Hepatitis C virus (HCV), a global health concern, has been linked to various hepatic and extrahepatic deleterious manifestations. Several observational studies have either supported the increased likelihood of coronary and carotid atherosclerosis after infection with HCV or refuted it. To date, there has been no clear consensus to support either train of thought, as randomized, controlled clinical trials have not been completed. In this review, we first discuss articles that support the notion that HCV infection leads to increased plaque formation due to systemic inflammation and then focus on articles that refute this idea. From the literature, we do know that both inflammatory and lipid processes play a role in plaque formation, and thus both components are important in the successful treatment of atherosclerosis. Based on our review of the literature, we do believe that HCV-infected individuals are at an increased risk for more severe coronary artery disease than their healthy counterparts. Although there is no irrefutable evidence that links HCV infection with plaque formation and/or rupture, cardioprotective measures should be taken to reduce poor health outcomes, especially in those individuals who are already at risk of coronary disease.
- carotid atherosclerosis

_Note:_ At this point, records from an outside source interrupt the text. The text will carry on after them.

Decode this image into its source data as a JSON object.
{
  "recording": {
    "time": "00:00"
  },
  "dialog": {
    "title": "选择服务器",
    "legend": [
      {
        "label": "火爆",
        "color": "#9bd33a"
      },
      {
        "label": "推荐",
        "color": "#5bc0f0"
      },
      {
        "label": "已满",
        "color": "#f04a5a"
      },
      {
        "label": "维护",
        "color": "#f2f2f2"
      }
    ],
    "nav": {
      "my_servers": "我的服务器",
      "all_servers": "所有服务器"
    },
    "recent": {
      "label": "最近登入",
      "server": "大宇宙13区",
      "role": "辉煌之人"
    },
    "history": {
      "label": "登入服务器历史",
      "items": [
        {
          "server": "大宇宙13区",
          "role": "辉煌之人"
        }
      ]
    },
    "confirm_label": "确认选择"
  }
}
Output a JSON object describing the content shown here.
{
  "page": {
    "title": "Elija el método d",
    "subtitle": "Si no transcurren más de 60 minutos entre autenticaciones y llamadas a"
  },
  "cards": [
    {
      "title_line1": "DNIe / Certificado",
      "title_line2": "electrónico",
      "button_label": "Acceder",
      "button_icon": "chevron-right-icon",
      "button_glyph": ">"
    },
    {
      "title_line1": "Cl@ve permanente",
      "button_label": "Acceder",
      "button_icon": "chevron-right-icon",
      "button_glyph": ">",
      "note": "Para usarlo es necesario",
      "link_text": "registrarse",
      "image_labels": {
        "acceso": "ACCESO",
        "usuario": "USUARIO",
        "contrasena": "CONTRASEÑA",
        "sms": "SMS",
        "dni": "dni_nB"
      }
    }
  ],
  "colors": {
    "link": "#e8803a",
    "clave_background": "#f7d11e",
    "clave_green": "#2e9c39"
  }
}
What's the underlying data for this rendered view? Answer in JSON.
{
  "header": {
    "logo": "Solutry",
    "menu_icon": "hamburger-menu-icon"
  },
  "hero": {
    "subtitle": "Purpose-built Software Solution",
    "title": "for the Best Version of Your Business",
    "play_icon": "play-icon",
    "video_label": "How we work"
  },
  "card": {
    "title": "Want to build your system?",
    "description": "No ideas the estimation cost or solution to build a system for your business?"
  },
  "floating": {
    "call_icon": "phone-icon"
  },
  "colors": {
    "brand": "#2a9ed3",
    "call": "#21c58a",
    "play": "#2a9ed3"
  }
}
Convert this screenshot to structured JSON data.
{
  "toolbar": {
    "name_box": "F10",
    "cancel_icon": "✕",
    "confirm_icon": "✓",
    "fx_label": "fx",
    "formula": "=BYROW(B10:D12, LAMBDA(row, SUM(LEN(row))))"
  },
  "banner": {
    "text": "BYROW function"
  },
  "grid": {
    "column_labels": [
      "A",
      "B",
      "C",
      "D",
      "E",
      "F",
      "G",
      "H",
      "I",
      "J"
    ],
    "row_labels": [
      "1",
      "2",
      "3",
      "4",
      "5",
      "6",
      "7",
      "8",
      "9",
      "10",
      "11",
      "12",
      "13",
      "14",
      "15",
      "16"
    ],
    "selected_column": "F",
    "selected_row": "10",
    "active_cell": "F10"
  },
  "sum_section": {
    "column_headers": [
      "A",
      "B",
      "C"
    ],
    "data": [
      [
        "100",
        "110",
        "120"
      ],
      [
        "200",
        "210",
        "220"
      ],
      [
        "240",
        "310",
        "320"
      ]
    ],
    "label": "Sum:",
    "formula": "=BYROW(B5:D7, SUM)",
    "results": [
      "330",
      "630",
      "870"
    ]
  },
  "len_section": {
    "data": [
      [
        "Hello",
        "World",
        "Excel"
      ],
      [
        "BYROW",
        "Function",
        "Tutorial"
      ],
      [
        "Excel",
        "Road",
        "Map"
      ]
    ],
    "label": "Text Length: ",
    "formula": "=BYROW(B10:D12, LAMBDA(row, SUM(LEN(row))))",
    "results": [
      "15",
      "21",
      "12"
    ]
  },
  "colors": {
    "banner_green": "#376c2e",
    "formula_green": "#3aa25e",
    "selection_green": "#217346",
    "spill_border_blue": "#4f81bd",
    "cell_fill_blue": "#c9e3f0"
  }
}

- coronary artery disease
- hepatitis C virus
ASJC Scopus subject areas
- Cardiology and Cardiovascular Medicine